    1. Would love to see a Buford biography that does him justice. He and his brave band of men saved The Union Army at Gettysburg.

    2. i agree Robert, Buford was the great hero of the first day at Gettysburg.

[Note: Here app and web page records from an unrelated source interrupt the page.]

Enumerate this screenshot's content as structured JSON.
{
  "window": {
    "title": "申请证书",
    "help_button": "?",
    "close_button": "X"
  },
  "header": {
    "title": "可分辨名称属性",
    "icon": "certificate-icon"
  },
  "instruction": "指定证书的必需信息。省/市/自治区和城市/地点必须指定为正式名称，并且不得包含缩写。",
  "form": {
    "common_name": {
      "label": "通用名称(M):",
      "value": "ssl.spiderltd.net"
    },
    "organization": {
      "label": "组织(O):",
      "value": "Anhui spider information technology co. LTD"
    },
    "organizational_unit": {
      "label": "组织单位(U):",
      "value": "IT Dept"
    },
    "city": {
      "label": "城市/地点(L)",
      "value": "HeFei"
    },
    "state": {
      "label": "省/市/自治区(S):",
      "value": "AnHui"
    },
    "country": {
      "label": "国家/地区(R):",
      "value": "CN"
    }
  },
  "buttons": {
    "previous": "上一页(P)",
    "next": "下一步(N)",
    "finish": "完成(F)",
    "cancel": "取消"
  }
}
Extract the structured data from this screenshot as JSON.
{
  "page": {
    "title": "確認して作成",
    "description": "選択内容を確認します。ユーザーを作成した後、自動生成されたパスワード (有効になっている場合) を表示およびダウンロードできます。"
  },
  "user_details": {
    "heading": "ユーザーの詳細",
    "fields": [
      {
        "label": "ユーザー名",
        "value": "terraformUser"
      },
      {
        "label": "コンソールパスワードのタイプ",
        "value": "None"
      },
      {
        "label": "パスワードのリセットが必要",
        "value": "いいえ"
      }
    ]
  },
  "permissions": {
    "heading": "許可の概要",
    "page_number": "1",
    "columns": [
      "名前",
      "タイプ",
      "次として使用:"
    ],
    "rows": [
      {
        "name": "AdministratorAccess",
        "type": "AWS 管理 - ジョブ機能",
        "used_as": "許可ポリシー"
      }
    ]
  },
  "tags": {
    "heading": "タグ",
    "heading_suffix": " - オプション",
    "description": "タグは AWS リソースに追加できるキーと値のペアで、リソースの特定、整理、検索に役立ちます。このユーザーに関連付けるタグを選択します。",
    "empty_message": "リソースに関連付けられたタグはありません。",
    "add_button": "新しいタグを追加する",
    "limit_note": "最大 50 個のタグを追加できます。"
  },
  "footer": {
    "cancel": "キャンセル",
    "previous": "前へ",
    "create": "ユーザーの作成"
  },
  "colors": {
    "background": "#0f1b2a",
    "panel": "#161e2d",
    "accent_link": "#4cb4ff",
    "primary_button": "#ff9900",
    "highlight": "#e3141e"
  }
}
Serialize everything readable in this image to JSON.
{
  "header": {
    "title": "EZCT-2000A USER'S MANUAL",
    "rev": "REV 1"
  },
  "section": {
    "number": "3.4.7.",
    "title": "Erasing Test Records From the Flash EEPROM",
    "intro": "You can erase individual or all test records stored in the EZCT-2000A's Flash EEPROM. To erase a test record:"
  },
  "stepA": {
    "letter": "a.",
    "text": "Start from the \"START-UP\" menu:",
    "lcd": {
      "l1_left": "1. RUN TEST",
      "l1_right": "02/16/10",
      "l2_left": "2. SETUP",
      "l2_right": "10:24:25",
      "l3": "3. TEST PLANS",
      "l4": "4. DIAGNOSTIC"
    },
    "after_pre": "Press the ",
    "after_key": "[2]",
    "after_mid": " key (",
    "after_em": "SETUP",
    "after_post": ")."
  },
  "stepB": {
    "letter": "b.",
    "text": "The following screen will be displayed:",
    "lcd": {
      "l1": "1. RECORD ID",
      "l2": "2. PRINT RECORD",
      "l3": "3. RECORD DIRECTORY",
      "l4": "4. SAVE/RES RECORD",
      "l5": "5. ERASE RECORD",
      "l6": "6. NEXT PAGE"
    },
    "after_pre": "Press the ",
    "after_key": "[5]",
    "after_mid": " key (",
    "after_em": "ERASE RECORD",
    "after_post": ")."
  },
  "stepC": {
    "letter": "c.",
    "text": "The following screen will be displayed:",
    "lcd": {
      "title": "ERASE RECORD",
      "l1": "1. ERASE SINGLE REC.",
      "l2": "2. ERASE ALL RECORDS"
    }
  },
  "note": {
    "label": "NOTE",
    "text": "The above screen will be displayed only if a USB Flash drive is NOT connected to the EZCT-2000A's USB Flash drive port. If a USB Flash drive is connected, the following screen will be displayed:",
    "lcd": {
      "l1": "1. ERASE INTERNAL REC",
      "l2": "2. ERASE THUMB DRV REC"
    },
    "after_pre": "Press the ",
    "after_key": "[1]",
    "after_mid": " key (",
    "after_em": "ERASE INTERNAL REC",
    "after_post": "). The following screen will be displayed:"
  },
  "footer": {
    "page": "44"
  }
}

I give him more credit than anyone for saving the Union Army at Gettysburg.